It is going to depend very much on your area. The good trainers around here don’t charge per ride, they have the horse in training for x amount of time 30, 60, 90 days, indefinately etc. The horse is ridden anywhere from 3-5 days a week depending on what it needs. Amount of time per ride is also dependent on what is trying to be accomplished. Usually at least one lesson a week on their horse is included for the owner, provided said horse & owner are in a place where that is going to be safe & productive.

Most will charge a per time fee for extra lessons & that runs anywhere from $45-$75/lesson depending on any number of factors. Seems like the range in this area for board & training is in the $1000-$1500/month depending on the trainer, the facility etc.
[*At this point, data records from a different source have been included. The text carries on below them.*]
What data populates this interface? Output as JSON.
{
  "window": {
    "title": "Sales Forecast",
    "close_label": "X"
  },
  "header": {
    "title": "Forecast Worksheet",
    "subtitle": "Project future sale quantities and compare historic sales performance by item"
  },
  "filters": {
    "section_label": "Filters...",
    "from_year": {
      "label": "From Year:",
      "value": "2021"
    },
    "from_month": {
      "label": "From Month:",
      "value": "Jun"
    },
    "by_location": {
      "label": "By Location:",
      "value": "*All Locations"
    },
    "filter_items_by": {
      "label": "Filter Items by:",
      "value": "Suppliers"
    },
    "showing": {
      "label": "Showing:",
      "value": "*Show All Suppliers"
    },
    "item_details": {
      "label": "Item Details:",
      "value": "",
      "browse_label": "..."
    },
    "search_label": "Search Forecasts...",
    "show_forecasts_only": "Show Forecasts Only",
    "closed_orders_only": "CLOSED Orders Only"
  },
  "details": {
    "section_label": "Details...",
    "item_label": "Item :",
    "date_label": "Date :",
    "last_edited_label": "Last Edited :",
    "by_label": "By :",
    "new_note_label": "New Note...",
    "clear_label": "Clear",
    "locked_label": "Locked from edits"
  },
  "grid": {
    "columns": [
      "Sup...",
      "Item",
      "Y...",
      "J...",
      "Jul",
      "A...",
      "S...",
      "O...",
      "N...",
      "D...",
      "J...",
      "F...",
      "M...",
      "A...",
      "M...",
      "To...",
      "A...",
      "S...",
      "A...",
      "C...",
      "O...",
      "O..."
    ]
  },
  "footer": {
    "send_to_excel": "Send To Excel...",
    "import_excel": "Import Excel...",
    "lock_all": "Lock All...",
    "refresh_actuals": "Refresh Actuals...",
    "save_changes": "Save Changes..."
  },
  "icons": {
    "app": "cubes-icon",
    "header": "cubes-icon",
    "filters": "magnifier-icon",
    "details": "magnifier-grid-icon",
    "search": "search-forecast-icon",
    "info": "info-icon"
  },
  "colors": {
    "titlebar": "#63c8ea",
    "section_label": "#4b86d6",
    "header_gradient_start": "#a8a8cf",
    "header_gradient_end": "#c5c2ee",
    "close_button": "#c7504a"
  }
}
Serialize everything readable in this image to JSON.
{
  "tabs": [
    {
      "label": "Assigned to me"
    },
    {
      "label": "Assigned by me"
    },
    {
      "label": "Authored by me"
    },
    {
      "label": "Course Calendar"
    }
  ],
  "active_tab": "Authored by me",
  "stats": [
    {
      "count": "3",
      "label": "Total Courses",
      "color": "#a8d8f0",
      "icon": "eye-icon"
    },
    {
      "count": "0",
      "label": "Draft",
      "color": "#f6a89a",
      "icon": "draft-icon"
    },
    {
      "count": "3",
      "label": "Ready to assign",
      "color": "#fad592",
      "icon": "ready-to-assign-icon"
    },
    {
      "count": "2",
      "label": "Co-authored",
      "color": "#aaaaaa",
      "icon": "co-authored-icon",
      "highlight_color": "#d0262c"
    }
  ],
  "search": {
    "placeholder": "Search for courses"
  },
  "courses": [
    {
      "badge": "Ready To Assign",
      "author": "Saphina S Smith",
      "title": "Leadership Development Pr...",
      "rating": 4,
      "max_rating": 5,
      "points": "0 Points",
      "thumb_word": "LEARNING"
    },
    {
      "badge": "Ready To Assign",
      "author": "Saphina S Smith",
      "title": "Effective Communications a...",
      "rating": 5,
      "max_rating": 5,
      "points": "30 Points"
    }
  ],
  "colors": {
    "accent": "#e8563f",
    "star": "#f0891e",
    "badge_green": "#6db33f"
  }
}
I pay board ($500 which I find beyond reasonable for the feed program, quality of care and barn) plus $375 a month training which includes a lunge 4-5 days a week which I appreciate and then about 2-4 training rides a week. The training rides are probably only 15 minute rides, which is perfect for my young filly. I don’t want her overworked. For ala carte single training rides in my area, I see the price at around $50 for what I assume to be an hour.